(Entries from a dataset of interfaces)
+ + + + + + +

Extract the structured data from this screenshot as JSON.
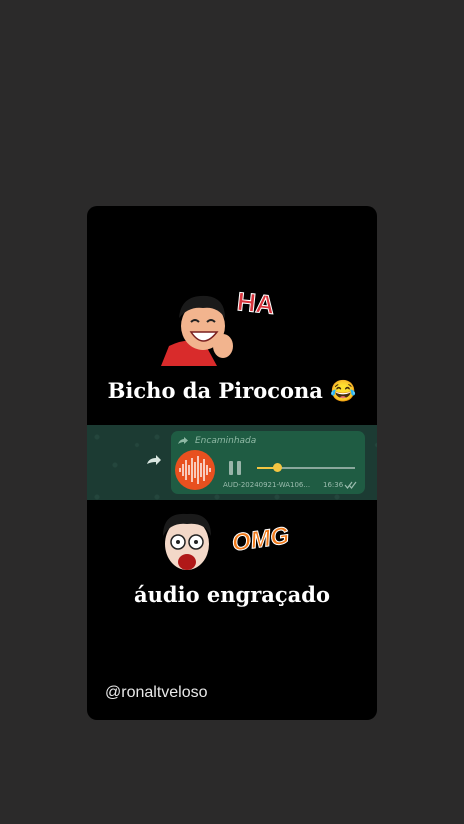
{
  "sticker_top": {
    "text": "HA",
    "color": "#d9343c"
  },
  "caption_top": {
    "text": "Bicho da Pirocona 😂"
  },
  "audio_message": {
    "forwarded_label": "Encaminhada",
    "filename": "AUD-20240921-WA106...",
    "time": "16:36",
    "progress": 0.2,
    "accent": "#f4c542",
    "bubble_color": "#1f5c43",
    "avatar_color": "#e8501f"
  },
  "sticker_bottom": {
    "text": "OMG",
    "color": "#f07a1a"
  },
  "caption_bottom": {
    "text": "áudio engraçado"
  },
  "watermark": {
    "text": "@ronaltveloso"
  }
}
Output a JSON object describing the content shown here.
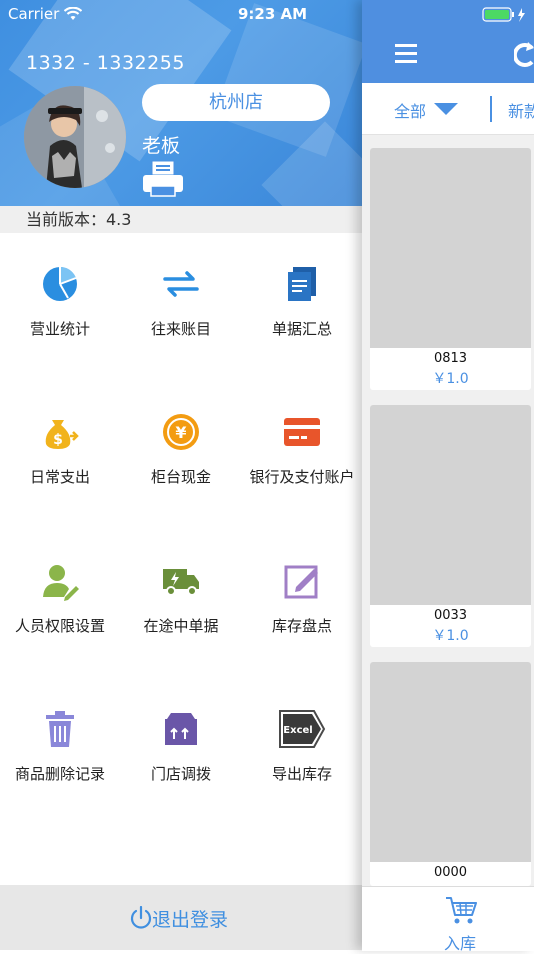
{
  "status_bar": {
    "carrier": "Carrier",
    "time": "9:23 AM"
  },
  "profile": {
    "account": "1332 - 1332255",
    "store": "杭州店",
    "role": "老板",
    "version": "当前版本：4.3"
  },
  "menu": [
    {
      "label": "营业统计",
      "icon": "pie-chart-icon"
    },
    {
      "label": "往来账目",
      "icon": "exchange-arrows-icon"
    },
    {
      "label": "单据汇总",
      "icon": "document-stack-icon"
    },
    {
      "label": "日常支出",
      "icon": "money-bag-icon"
    },
    {
      "label": "柜台现金",
      "icon": "yen-coin-icon"
    },
    {
      "label": "银行及支付账户",
      "icon": "bank-card-icon"
    },
    {
      "label": "人员权限设置",
      "icon": "user-edit-icon"
    },
    {
      "label": "在途中单据",
      "icon": "delivery-truck-icon"
    },
    {
      "label": "库存盘点",
      "icon": "edit-square-icon"
    },
    {
      "label": "商品删除记录",
      "icon": "trash-icon"
    },
    {
      "label": "门店调拨",
      "icon": "transfer-box-icon"
    },
    {
      "label": "导出库存",
      "icon": "excel-export-icon"
    }
  ],
  "logout_label": "退出登录",
  "main": {
    "filter_all": "全部",
    "filter_new": "新款",
    "products": [
      {
        "code": "0813",
        "price": "￥1.0"
      },
      {
        "code": "0033",
        "price": "￥1.0"
      },
      {
        "code": "0000",
        "price": ""
      }
    ],
    "tab_label": "入库"
  },
  "colors": {
    "accent": "#4a90e2",
    "header": "#3f8fe0",
    "nav": "#4f8fe0"
  }
}
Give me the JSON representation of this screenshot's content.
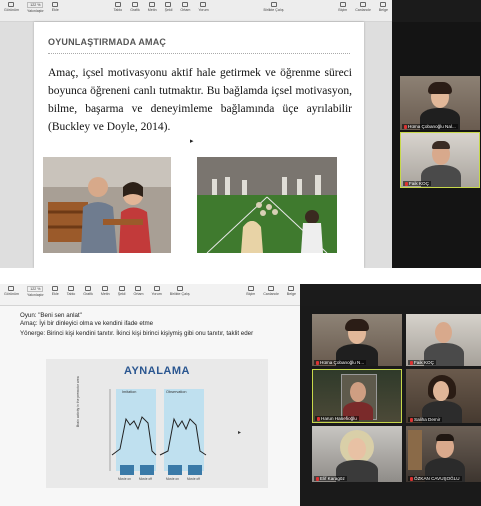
{
  "screen1": {
    "toolbar": {
      "left_item": "Görünüm",
      "zoom_value": "122 %",
      "zoom_label": "Yakınlaştır",
      "items": [
        "Ekle",
        "Tablo",
        "Grafik",
        "Metin",
        "Şekil",
        "Ortam",
        "Yorum"
      ],
      "center": "Birlikte Çalış",
      "right_items": [
        "Biçim",
        "Canlandır",
        "Belge"
      ]
    },
    "slide": {
      "title": "OYUNLAŞTIRMADA AMAÇ",
      "body": "Amaç, içsel motivasyonu aktif hale getirmek ve öğrenme süreci boyunca öğreneni canlı tutmaktır. Bu bağlamda içsel motivasyon, bilme, başarma ve deneyimleme bağlamında üçe ayrılabilir (Buckley ve Doyle, 2014).",
      "photo_a_desc": "teacher-and-students-photo",
      "photo_b_desc": "children-outdoor-game-photo"
    },
    "participants": [
      {
        "name": "Hüma Çobanoğlu Nal..."
      },
      {
        "name": "Faik KOÇ"
      }
    ]
  },
  "screen2": {
    "toolbar": {
      "left_item": "Görünüm",
      "zoom_value": "122 %",
      "zoom_label": "Yakınlaştır",
      "items": [
        "Ekle",
        "Tablo",
        "Grafik",
        "Metin",
        "Şekil",
        "Ortam",
        "Yorum"
      ],
      "center": "Birlikte Çalış",
      "right_items": [
        "Biçim",
        "Canlandır",
        "Belge"
      ]
    },
    "notes": [
      "Oyun: \"Beni sen anlat\"",
      "Amaç: İyi bir dinleyici olma ve kendini ifade etme",
      "Yönerge: Birinci kişi kendini tanıtır. İkinci kişi birinci kişiymiş gibi onu tanıtır, taklit eder"
    ],
    "slide_title": "AYNALAMA",
    "chart_labels": {
      "left_panel": "Imitation",
      "right_panel": "Observation",
      "y_axis": "Brain activity in the premotor area",
      "stim1": "Movie on",
      "stim2": "Movie off"
    },
    "participants": [
      {
        "name": "Hüma Çobanoğlu N..."
      },
      {
        "name": "Faik KOÇ"
      },
      {
        "name": "Harun Hanefioğlu"
      },
      {
        "name": "Saliha Demir"
      },
      {
        "name": "Elif Karagöz"
      },
      {
        "name": "ÖZKAN CAVUŞOĞLU"
      }
    ]
  },
  "colors": {
    "highlight_border": "#c7d84a",
    "slide_title_blue": "#2a5690",
    "mic_muted": "#dd3333"
  }
}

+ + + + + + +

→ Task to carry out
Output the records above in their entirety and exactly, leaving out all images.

→ Finished task
Extract the structured data from this screenshot as JSON.
{
  "sticker_top": {
    "text": "HA",
    "color": "#d9343c"
  },
  "caption_top": {
    "text": "Bicho da Pirocona 😂"
  },
  "audio_message": {
    "forwarded_label": "Encaminhada",
    "filename": "AUD-20240921-WA106...",
    "time": "16:36",
    "progress": 0.2,
    "accent": "#f4c542",
    "bubble_color": "#1f5c43",
    "avatar_color": "#e8501f"
  },
  "sticker_bottom": {
    "text": "OMG",
    "color": "#f07a1a"
  },
  "caption_bottom": {
    "text": "áudio engraçado"
  },
  "watermark": {
    "text": "@ronaltveloso"
  }
}
Output a JSON object describing the content shown here.
{
  "status_bar": {
    "carrier": "Carrier",
    "time": "9:23 AM"
  },
  "profile": {
    "account": "1332 - 1332255",
    "store": "杭州店",
    "role": "老板",
    "version": "当前版本：4.3"
  },
  "menu": [
    {
      "label": "营业统计",
      "icon": "pie-chart-icon"
    },
    {
      "label": "往来账目",
      "icon": "exchange-arrows-icon"
    },
    {
      "label": "单据汇总",
      "icon": "document-stack-icon"
    },
    {
      "label": "日常支出",
      "icon": "money-bag-icon"
    },
    {
      "label": "柜台现金",
      "icon": "yen-coin-icon"
    },
    {
      "label": "银行及支付账户",
      "icon": "bank-card-icon"
    },
    {
      "label": "人员权限设置",
      "icon": "user-edit-icon"
    },
    {
      "label": "在途中单据",
      "icon": "delivery-truck-icon"
    },
    {
      "label": "库存盘点",
      "icon": "edit-square-icon"
    },
    {
      "label": "商品删除记录",
      "icon": "trash-icon"
    },
    {
      "label": "门店调拨",
      "icon": "transfer-box-icon"
    },
    {
      "label": "导出库存",
      "icon": "excel-export-icon"
    }
  ],
  "logout_label": "退出登录",
  "main": {
    "filter_all": "全部",
    "filter_new": "新款",
    "products": [
      {
        "code": "0813",
        "price": "￥1.0"
      },
      {
        "code": "0033",
        "price": "￥1.0"
      },
      {
        "code": "0000",
        "price": ""
      }
    ],
    "tab_label": "入库"
  },
  "colors": {
    "accent": "#4a90e2",
    "header": "#3f8fe0",
    "nav": "#4f8fe0"
  }
}
Give me the JSON representation of this screenshot's content.
{
  "screen1": {
    "toolbar": {
      "left_item": "Görünüm",
      "zoom_value": "122 %",
      "zoom_label": "Yakınlaştır",
      "items": [
        "Ekle",
        "Tablo",
        "Grafik",
        "Metin",
        "Şekil",
        "Ortam",
        "Yorum"
      ],
      "center": "Birlikte Çalış",
      "right_items": [
        "Biçim",
        "Canlandır",
        "Belge"
      ]
    },
    "slide": {
      "title": "OYUNLAŞTIRMADA AMAÇ",
      "body": "Amaç, içsel motivasyonu aktif hale getirmek ve öğrenme süreci boyunca öğreneni canlı tutmaktır. Bu bağlamda içsel motivasyon, bilme, başarma ve deneyimleme bağlamında üçe ayrılabilir (Buckley ve Doyle, 2014).",
      "photo_a_desc": "teacher-and-students-photo",
      "photo_b_desc": "children-outdoor-game-photo"
    },
    "participants": [
      {
        "name": "Hüma Çobanoğlu Nal..."
      },
      {
        "name": "Faik KOÇ"
      }
    ]
  },
  "screen2": {
    "toolbar": {
      "left_item": "Görünüm",
      "zoom_value": "122 %",
      "zoom_label": "Yakınlaştır",
      "items": [
        "Ekle",
        "Tablo",
        "Grafik",
        "Metin",
        "Şekil",
        "Ortam",
        "Yorum"
      ],
      "center": "Birlikte Çalış",
      "right_items": [
        "Biçim",
        "Canlandır",
        "Belge"
      ]
    },
    "notes": [
      "Oyun: \"Beni sen anlat\"",
      "Amaç: İyi bir dinleyici olma ve kendini ifade etme",
      "Yönerge: Birinci kişi kendini tanıtır. İkinci kişi birinci kişiymiş gibi onu tanıtır, taklit eder"
    ],
    "slide_title": "AYNALAMA",
    "chart_labels": {
      "left_panel": "Imitation",
      "right_panel": "Observation",
      "y_axis": "Brain activity in the premotor area",
      "stim1": "Movie on",
      "stim2": "Movie off"
    },
    "participants": [
      {
        "name": "Hüma Çobanoğlu N..."
      },
      {
        "name": "Faik KOÇ"
      },
      {
        "name": "Harun Hanefioğlu"
      },
      {
        "name": "Saliha Demir"
      },
      {
        "name": "Elif Karagöz"
      },
      {
        "name": "ÖZKAN CAVUŞOĞLU"
      }
    ]
  },
  "colors": {
    "highlight_border": "#c7d84a",
    "slide_title_blue": "#2a5690",
    "mic_muted": "#dd3333"
  }
}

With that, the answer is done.